The success of the NC500 brand led to the creation, by not-for-profit founder North Highlands Initiative, of the promotional business North Coast 500, based in Inverness where my trip started and now ends.

NHI’s Tom Campbell, who first thought of a touring route around the north, now heads NC500 as managing director.

It has to fund itself through members’ fees – a big hotel can pay £1500 a year – and activities such as merchandise sales. Does that include the garish T-shirts on sale on the route emblazoned with rally-style designs and the words NC500, which shops and hotels say sell well?

They’re not the official merchandise and are in breach of copyright, says Campbell. He hopes businesses will stock instead his classier offerings, launched last month, but he will take legal action over illicit shirts if needed.

For the future he talks of electric cars, providing charging points; encouraging people to explore the inland areas; and makes the shortage of beds a virtue as it makes the route more “exclusive”.

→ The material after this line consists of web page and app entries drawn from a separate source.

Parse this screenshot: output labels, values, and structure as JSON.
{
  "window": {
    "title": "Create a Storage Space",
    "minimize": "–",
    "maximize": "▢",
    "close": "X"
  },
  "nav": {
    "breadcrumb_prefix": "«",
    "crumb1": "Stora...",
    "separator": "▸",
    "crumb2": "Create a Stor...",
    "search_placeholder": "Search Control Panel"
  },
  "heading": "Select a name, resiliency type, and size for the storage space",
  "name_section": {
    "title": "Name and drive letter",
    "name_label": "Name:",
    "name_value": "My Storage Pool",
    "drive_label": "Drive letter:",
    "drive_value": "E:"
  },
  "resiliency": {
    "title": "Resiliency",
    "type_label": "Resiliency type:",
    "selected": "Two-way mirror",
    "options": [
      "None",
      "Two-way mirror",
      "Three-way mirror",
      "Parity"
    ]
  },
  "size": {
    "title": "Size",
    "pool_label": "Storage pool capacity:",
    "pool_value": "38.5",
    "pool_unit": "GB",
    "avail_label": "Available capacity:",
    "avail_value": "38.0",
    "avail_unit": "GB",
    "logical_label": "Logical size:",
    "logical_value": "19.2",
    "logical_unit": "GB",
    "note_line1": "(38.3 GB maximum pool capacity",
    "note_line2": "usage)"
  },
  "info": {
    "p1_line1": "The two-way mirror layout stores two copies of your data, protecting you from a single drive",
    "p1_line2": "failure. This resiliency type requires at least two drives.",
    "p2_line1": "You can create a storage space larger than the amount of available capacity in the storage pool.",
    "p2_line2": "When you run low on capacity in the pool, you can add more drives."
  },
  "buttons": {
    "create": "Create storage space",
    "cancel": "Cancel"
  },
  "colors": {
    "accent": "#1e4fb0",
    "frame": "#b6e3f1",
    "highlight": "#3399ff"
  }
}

He is aware of concern about the growing number of vehicles on the road, but turns talk of the 12 per cent increase in traffic last season, measured by Highland Council, immediately to increases in business turnover ranging from 10 per cent to 240 per cent.

“It’s extending the season to the end of November, starting again in February: nine-month hotels are becoming 12-month hotels and that’s underpinning sustainability and jobs,” he says.

A survey of tourist businesses on the route got replies from only a third, but those planned to create 200 new jobs this summer. Campbell says: “Two hundred is a great number but you could extrapolate to a much higher one.”

All around the NC500 there are complaints about crumbling roads, but Tracey Urry, highways boss at Highlands Council, says a study of the economic benefits of the route will underpin a bid for extra funding.

Urry, Campbell and others believe this could turn out to be a huge opportunity for road improvement, which could boost areas of the economy other than tourism.

And Campbell knows that for the NC500 to grow, that narrow, sometimes crumbling strip of tarmac that is at the heart of the NC500 has to be maintained and improved.

“Of course,” he says. “The last thing anyone wants is to kill the goose that lays the golden egg.”

Part 1 of our North Coast 500 focus is at